▶ [Activity] If a line in the entries contains the word "title", list it.

::::

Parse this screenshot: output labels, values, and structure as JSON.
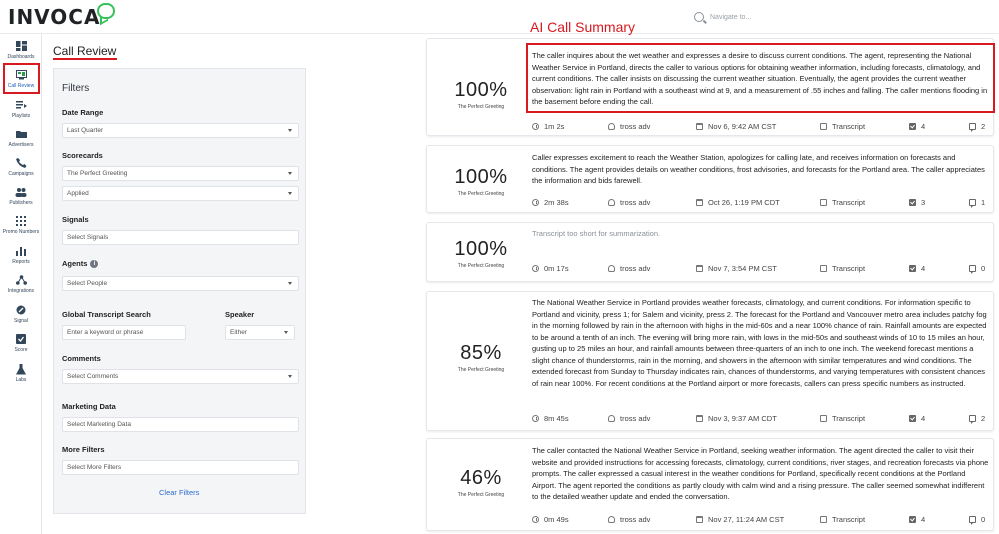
{
  "header": {
    "logo_text": "INVOCA",
    "search_placeholder": "Navigate to..."
  },
  "nav": {
    "items": [
      {
        "label": "Dashboards",
        "icon": "dashboard-icon"
      },
      {
        "label": "Call Review",
        "icon": "call-review-icon",
        "active": true
      },
      {
        "label": "Playlists",
        "icon": "playlist-icon"
      },
      {
        "label": "Advertisers",
        "icon": "folder-icon"
      },
      {
        "label": "Campaigns",
        "icon": "phone-campaign-icon"
      },
      {
        "label": "Publishers",
        "icon": "people-icon"
      },
      {
        "label": "Promo Numbers",
        "icon": "keypad-icon"
      },
      {
        "label": "Reports",
        "icon": "bar-chart-icon"
      },
      {
        "label": "Integrations",
        "icon": "integration-icon"
      },
      {
        "label": "Signal",
        "icon": "signal-icon"
      },
      {
        "label": "Score",
        "icon": "score-icon"
      },
      {
        "label": "Labs",
        "icon": "flask-icon"
      }
    ]
  },
  "page": {
    "title": "Call Review",
    "annotation": "AI Call Summary"
  },
  "filters": {
    "title": "Filters",
    "date_range": {
      "label": "Date Range",
      "value": "Last Quarter"
    },
    "scorecards": {
      "label": "Scorecards",
      "value": "The Perfect Greeting",
      "status": "Applied"
    },
    "signals": {
      "label": "Signals",
      "placeholder": "Select Signals"
    },
    "agents": {
      "label": "Agents",
      "placeholder": "Select People"
    },
    "transcript_search": {
      "label": "Global Transcript Search",
      "placeholder": "Enter a keyword or phrase"
    },
    "speaker": {
      "label": "Speaker",
      "value": "Either"
    },
    "comments": {
      "label": "Comments",
      "placeholder": "Select Comments"
    },
    "marketing": {
      "label": "Marketing Data",
      "placeholder": "Select Marketing Data"
    },
    "more": {
      "label": "More Filters",
      "placeholder": "Select More Filters"
    },
    "clear_label": "Clear Filters"
  },
  "calls": [
    {
      "score": "100%",
      "scorecard": "The Perfect Greeting",
      "summary": "The caller inquires about the wet weather and expresses a desire to discuss current conditions. The agent, representing the National Weather Service in Portland, directs the caller to various options for obtaining weather information, including forecasts, climatology, and current conditions. The caller insists on discussing the current weather situation. Eventually, the agent provides the current weather observation: light rain in Portland with a southeast wind at 9, and a measurement of .55 inches and falling. The caller mentions flooding in the basement before ending the call.",
      "duration": "1m 2s",
      "agent": "tross adv",
      "date": "Nov 6, 9:42 AM CST",
      "transcript": "Transcript",
      "checks": "4",
      "comments": "2"
    },
    {
      "score": "100%",
      "scorecard": "The Perfect Greeting",
      "summary": "Caller expresses excitement to reach the Weather Station, apologizes for calling late, and receives information on forecasts and conditions. The agent provides details on weather conditions, frost advisories, and forecasts for the Portland area. The caller appreciates the information and bids farewell.",
      "duration": "2m 38s",
      "agent": "tross adv",
      "date": "Oct 26, 1:19 PM CDT",
      "transcript": "Transcript",
      "checks": "3",
      "comments": "1"
    },
    {
      "score": "100%",
      "scorecard": "The Perfect Greeting",
      "summary": "Transcript too short for summarization.",
      "duration": "0m 17s",
      "agent": "tross adv",
      "date": "Nov 7, 3:54 PM CST",
      "transcript": "Transcript",
      "checks": "4",
      "comments": "0"
    },
    {
      "score": "85%",
      "scorecard": "The Perfect Greeting",
      "summary": "The National Weather Service in Portland provides weather forecasts, climatology, and current conditions. For information specific to Portland and vicinity, press 1; for Salem and vicinity, press 2. The forecast for the Portland and Vancouver metro area includes patchy fog in the morning followed by rain in the afternoon with highs in the mid-60s and a near 100% chance of rain. Rainfall amounts are expected to be around a tenth of an inch. The evening will bring more rain, with lows in the mid-50s and southeast winds of 10 to 15 miles an hour, gusting up to 25 miles an hour, and rainfall amounts between three-quarters of an inch to one inch. The weekend forecast mentions a slight chance of thunderstorms, rain in the morning, and showers in the afternoon with similar temperatures and wind conditions. The extended forecast from Sunday to Thursday indicates rain, chances of thunderstorms, and varying temperatures with consistent chances of rain near 100%. For recent conditions at the Portland airport or more forecasts, callers can press specific numbers as instructed.",
      "duration": "8m 45s",
      "agent": "tross adv",
      "date": "Nov 3, 9:37 AM CDT",
      "transcript": "Transcript",
      "checks": "4",
      "comments": "2"
    },
    {
      "score": "46%",
      "scorecard": "The Perfect Greeting",
      "summary": "The caller contacted the National Weather Service in Portland, seeking weather information. The agent directed the caller to visit their website and provided instructions for accessing forecasts, climatology, current conditions, river stages, and recreation forecasts via phone prompts. The caller expressed a casual interest in the weather conditions for Portland, specifically recent conditions at the Portland Airport. The agent reported the conditions as partly cloudy with calm wind and a rising pressure. The caller seemed somewhat indifferent to the detailed weather update and ended the conversation.",
      "duration": "0m 49s",
      "agent": "tross adv",
      "date": "Nov 27, 11:24 AM CST",
      "transcript": "Transcript",
      "checks": "4",
      "comments": "0"
    }
  ],
  "colors": {
    "accent_red": "#d8191f",
    "link_blue": "#2c6ccf",
    "brand_green": "#35c25a"
  }
}
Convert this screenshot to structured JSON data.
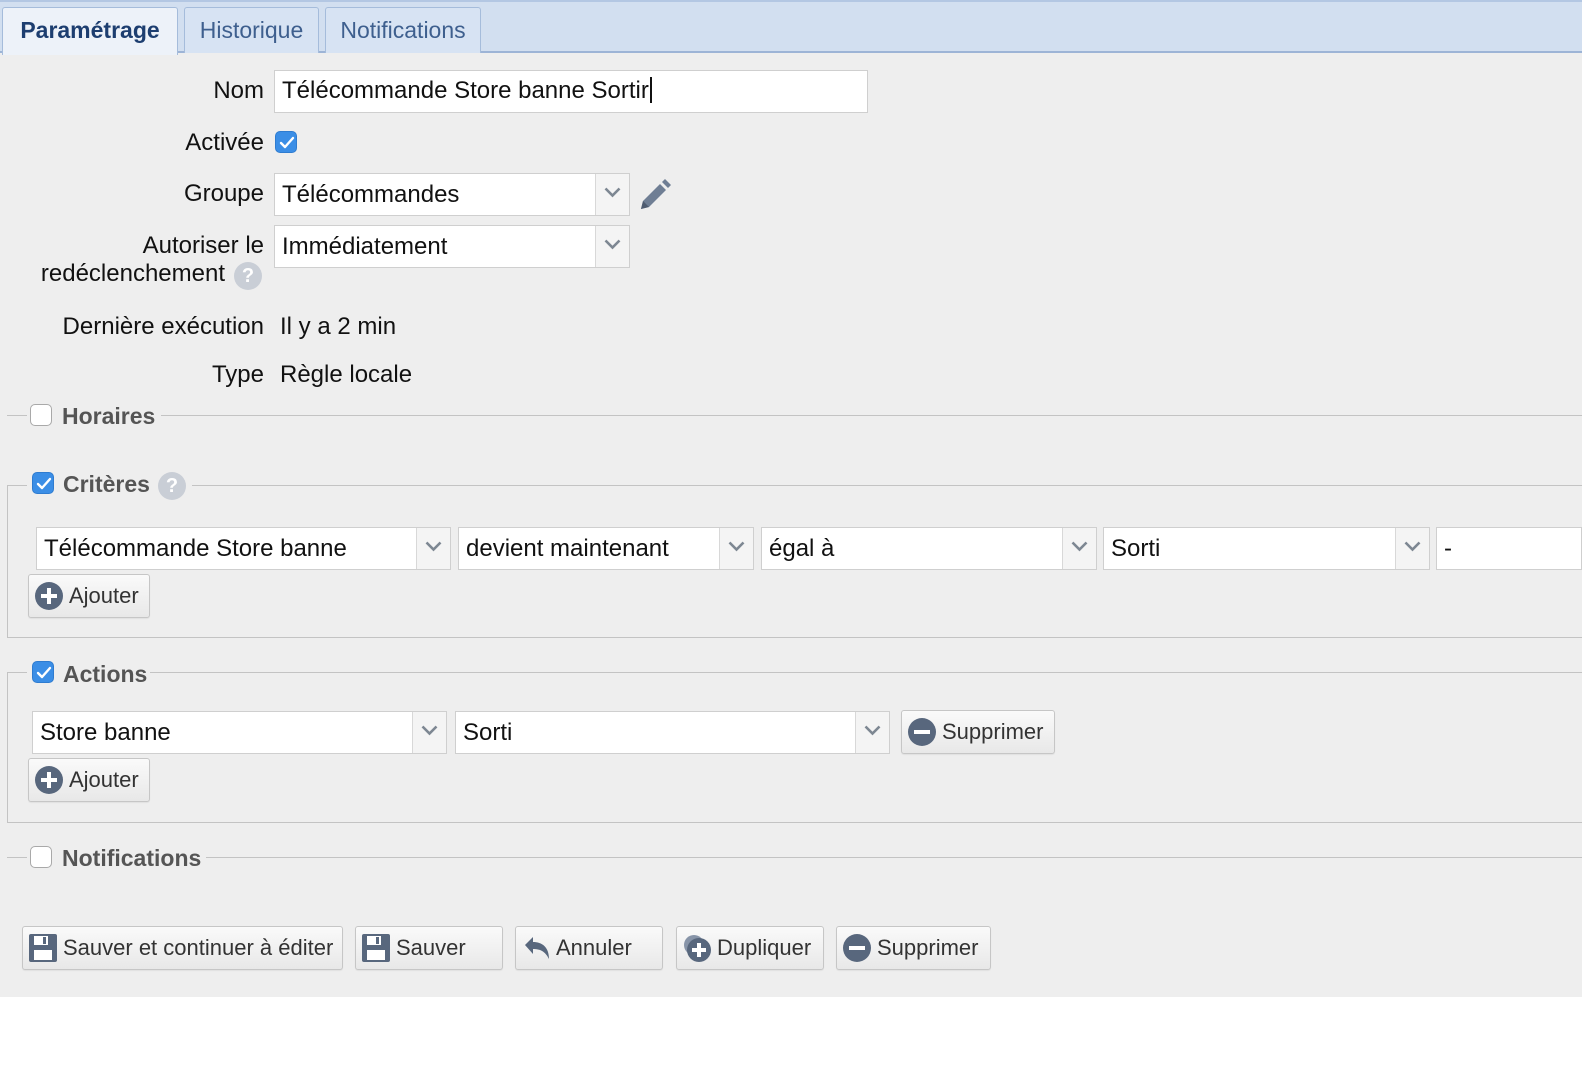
{
  "tabs": [
    {
      "label": "Paramétrage",
      "active": true
    },
    {
      "label": "Historique",
      "active": false
    },
    {
      "label": "Notifications",
      "active": false
    }
  ],
  "form": {
    "nom_label": "Nom",
    "nom_value": "Télécommande Store banne Sortir",
    "activee_label": "Activée",
    "activee_checked": true,
    "groupe_label": "Groupe",
    "groupe_value": "Télécommandes",
    "autoriser_label_line1": "Autoriser le",
    "autoriser_label_line2": "redéclenchement",
    "autoriser_value": "Immédiatement",
    "derniere_label": "Dernière exécution",
    "derniere_value": "Il y a 2 min",
    "type_label": "Type",
    "type_value": "Règle locale"
  },
  "sections": {
    "horaires": {
      "title": "Horaires",
      "checked": false
    },
    "criteres": {
      "title": "Critères",
      "checked": true,
      "device": "Télécommande Store banne",
      "event": "devient maintenant",
      "operator": "égal à",
      "value": "Sorti",
      "extra": "-",
      "add_label": "Ajouter"
    },
    "actions": {
      "title": "Actions",
      "checked": true,
      "device": "Store banne",
      "value": "Sorti",
      "delete_label": "Supprimer",
      "add_label": "Ajouter"
    },
    "notifications": {
      "title": "Notifications",
      "checked": false
    }
  },
  "footer": {
    "save_continue": "Sauver et continuer à éditer",
    "save": "Sauver",
    "cancel": "Annuler",
    "duplicate": "Dupliquer",
    "delete": "Supprimer"
  },
  "colors": {
    "accent": "#3b8ee6",
    "tab_bar": "#d2dff0",
    "panel": "#eeeeee"
  }
}
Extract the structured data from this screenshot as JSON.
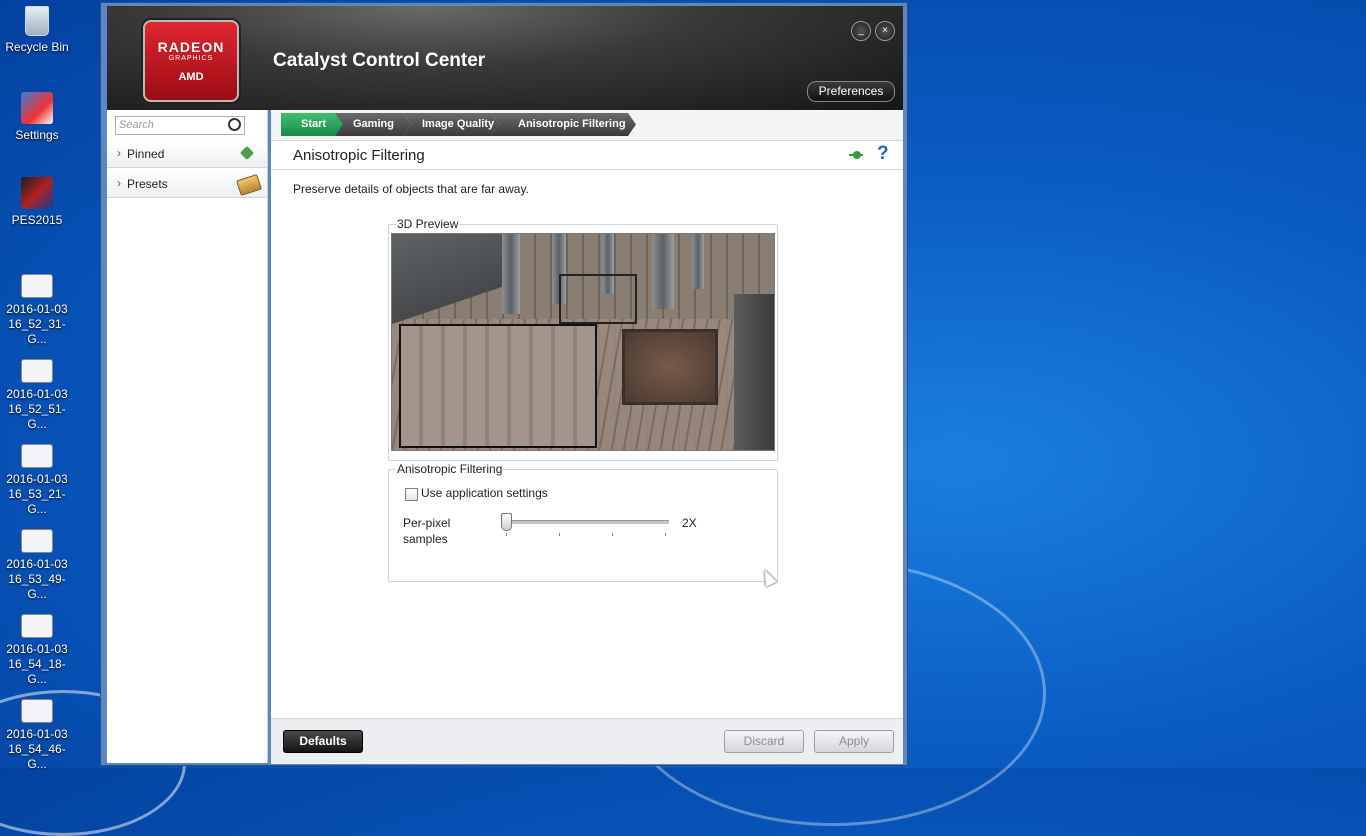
{
  "desktop": {
    "icons": [
      {
        "label": "Recycle Bin",
        "icon": "recycle-bin-icon"
      },
      {
        "label": "Settings",
        "icon": "settings-shortcut-icon"
      },
      {
        "label": "PES2015",
        "icon": "pes2015-icon"
      },
      {
        "label": "2016-01-03 16_52_31-G...",
        "icon": "image-file-icon"
      },
      {
        "label": "2016-01-03 16_52_51-G...",
        "icon": "image-file-icon"
      },
      {
        "label": "2016-01-03 16_53_21-G...",
        "icon": "image-file-icon"
      },
      {
        "label": "2016-01-03 16_53_49-G...",
        "icon": "image-file-icon"
      },
      {
        "label": "2016-01-03 16_54_18-G...",
        "icon": "image-file-icon"
      },
      {
        "label": "2016-01-03 16_54_46-G...",
        "icon": "image-file-icon"
      }
    ]
  },
  "window": {
    "title": "Catalyst Control Center",
    "logo": {
      "line1": "RADEON",
      "line2": "GRAPHICS",
      "line3": "AMD"
    },
    "minimize_label": "_",
    "close_label": "×",
    "preferences_label": "Preferences"
  },
  "sidebar": {
    "search_placeholder": "Search",
    "items": [
      {
        "label": "Pinned",
        "icon": "pin-icon"
      },
      {
        "label": "Presets",
        "icon": "presets-icon"
      }
    ]
  },
  "breadcrumbs": [
    "Start",
    "Gaming",
    "Image Quality",
    "Anisotropic Filtering"
  ],
  "page": {
    "title": "Anisotropic Filtering",
    "description": "Preserve details of objects that are far away.",
    "preview_label": "3D Preview",
    "af_group_label": "Anisotropic Filtering",
    "use_app_settings_label": "Use application settings",
    "use_app_settings_checked": false,
    "per_pixel_label": "Per-pixel samples",
    "slider_value": "2X",
    "slider_level": 0
  },
  "footer": {
    "defaults_label": "Defaults",
    "discard_label": "Discard",
    "apply_label": "Apply"
  },
  "colors": {
    "accent_green": "#178a48",
    "amd_red": "#e12630",
    "help_blue": "#1d64c4"
  }
}
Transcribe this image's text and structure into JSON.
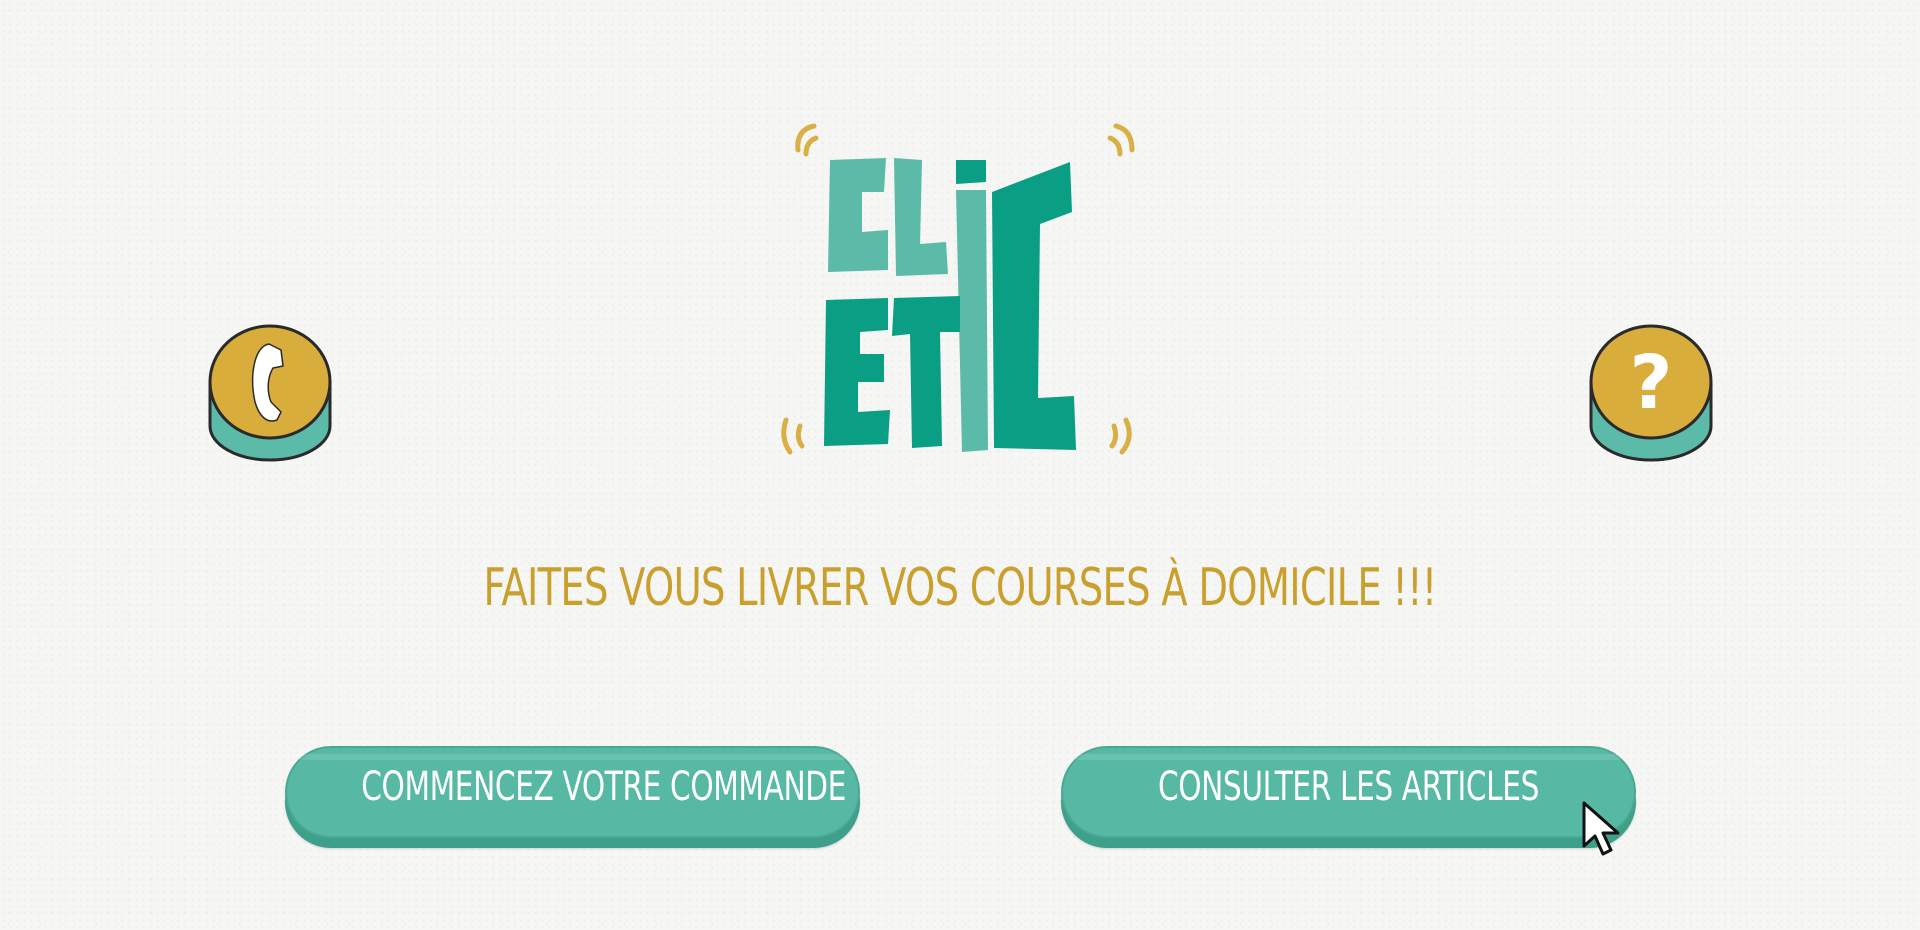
{
  "logo": {
    "line1": "CLiC",
    "line2": "ETIC",
    "brand_teal": "#0a9e84",
    "light_teal": "#5bbaa8",
    "accent_gold": "#d8b043"
  },
  "phone_button": {
    "icon": "phone-icon",
    "top_color": "#d8ad3c",
    "side_color": "#5bbaa8"
  },
  "help_button": {
    "icon": "question-mark-icon",
    "glyph": "?",
    "top_color": "#d8ad3c",
    "side_color": "#5bbaa8"
  },
  "tagline": "FAITES VOUS LIVRER VOS COURSES À DOMICILE !!!",
  "actions": {
    "start_order_label": "COMMENCEZ VOTRE COMMANDE",
    "browse_articles_label": "CONSULTER LES ARTICLES"
  },
  "colors": {
    "tagline": "#c9a02d",
    "button": "#57b9a4",
    "button_edge": "#3e9f8a",
    "background": "#f6f6f4"
  }
}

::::

▶ [Answer to this task]
    "title": "Call Review",
    "title": "Filters",
      "title": "Horaires",
      "title": "Critères",
      "title": "Actions",
      "title": "Notifications",
    "title": "Catalyst Control Center",
    "title": "Anisotropic Filtering",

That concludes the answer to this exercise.